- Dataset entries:

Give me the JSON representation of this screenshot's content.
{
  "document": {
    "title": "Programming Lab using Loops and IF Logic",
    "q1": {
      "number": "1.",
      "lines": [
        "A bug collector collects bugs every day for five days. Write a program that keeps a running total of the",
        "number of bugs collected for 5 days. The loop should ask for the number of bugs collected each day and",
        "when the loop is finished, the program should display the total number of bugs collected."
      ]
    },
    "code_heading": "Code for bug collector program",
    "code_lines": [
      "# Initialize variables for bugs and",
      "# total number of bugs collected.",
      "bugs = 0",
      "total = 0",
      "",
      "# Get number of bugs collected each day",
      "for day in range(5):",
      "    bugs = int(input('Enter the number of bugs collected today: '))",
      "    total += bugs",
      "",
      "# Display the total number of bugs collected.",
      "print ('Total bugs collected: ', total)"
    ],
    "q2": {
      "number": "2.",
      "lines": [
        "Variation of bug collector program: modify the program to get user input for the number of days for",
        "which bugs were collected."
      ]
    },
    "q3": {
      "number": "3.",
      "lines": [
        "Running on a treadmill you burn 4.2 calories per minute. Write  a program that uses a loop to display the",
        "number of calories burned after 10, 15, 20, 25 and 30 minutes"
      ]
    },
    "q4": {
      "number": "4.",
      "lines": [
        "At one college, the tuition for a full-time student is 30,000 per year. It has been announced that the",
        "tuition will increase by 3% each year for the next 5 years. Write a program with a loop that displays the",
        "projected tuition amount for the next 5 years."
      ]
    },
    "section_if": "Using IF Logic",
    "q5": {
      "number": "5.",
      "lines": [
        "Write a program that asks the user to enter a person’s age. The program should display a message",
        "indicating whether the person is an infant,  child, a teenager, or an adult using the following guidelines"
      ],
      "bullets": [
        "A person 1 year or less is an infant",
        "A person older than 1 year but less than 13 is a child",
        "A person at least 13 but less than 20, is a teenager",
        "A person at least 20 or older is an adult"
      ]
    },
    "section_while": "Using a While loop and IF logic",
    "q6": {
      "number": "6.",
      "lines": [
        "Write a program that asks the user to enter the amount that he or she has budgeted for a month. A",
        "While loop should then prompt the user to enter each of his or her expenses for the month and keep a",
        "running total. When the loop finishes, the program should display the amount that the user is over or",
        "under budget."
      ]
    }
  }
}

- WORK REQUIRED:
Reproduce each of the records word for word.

- ANSWER TO THIS EXERCISE:
Give me the JSON representation of this screenshot's content.
{
  "document": {
    "title": "Programming Lab using Loops and IF Logic",
    "q1": {
      "number": "1.",
      "lines": [
        "A bug collector collects bugs every day for five days. Write a program that keeps a running total of the",
        "number of bugs collected for 5 days. The loop should ask for the number of bugs collected each day and",
        "when the loop is finished, the program should display the total number of bugs collected."
      ]
    },
    "code_heading": "Code for bug collector program",
    "code_lines": [
      "# Initialize variables for bugs and",
      "# total number of bugs collected.",
      "bugs = 0",
      "total = 0",
      "",
      "# Get number of bugs collected each day",
      "for day in range(5):",
      "    bugs = int(input('Enter the number of bugs collected today: '))",
      "    total += bugs",
      "",
      "# Display the total number of bugs collected.",
      "print ('Total bugs collected: ', total)"
    ],
    "q2": {
      "number": "2.",
      "lines": [
        "Variation of bug collector program: modify the program to get user input for the number of days for",
        "which bugs were collected."
      ]
    },
    "q3": {
      "number": "3.",
      "lines": [
        "Running on a treadmill you burn 4.2 calories per minute. Write  a program that uses a loop to display the",
        "number of calories burned after 10, 15, 20, 25 and 30 minutes"
      ]
    },
    "q4": {
      "number": "4.",
      "lines": [
        "At one college, the tuition for a full-time student is 30,000 per year. It has been announced that the",
        "tuition will increase by 3% each year for the next 5 years. Write a program with a loop that displays the",
        "projected tuition amount for the next 5 years."
      ]
    },
    "section_if": "Using IF Logic",
    "q5": {
      "number": "5.",
      "lines": [
        "Write a program that asks the user to enter a person’s age. The program should display a message",
        "indicating whether the person is an infant,  child, a teenager, or an adult using the following guidelines"
      ],
      "bullets": [
        "A person 1 year or less is an infant",
        "A person older than 1 year but less than 13 is a child",
        "A person at least 13 but less than 20, is a teenager",
        "A person at least 20 or older is an adult"
      ]
    },
    "section_while": "Using a While loop and IF logic",
    "q6": {
      "number": "6.",
      "lines": [
        "Write a program that asks the user to enter the amount that he or she has budgeted for a month. A",
        "While loop should then prompt the user to enter each of his or her expenses for the month and keep a",
        "running total. When the loop finishes, the program should display the amount that the user is over or",
        "under budget."
      ]
    }
  }
}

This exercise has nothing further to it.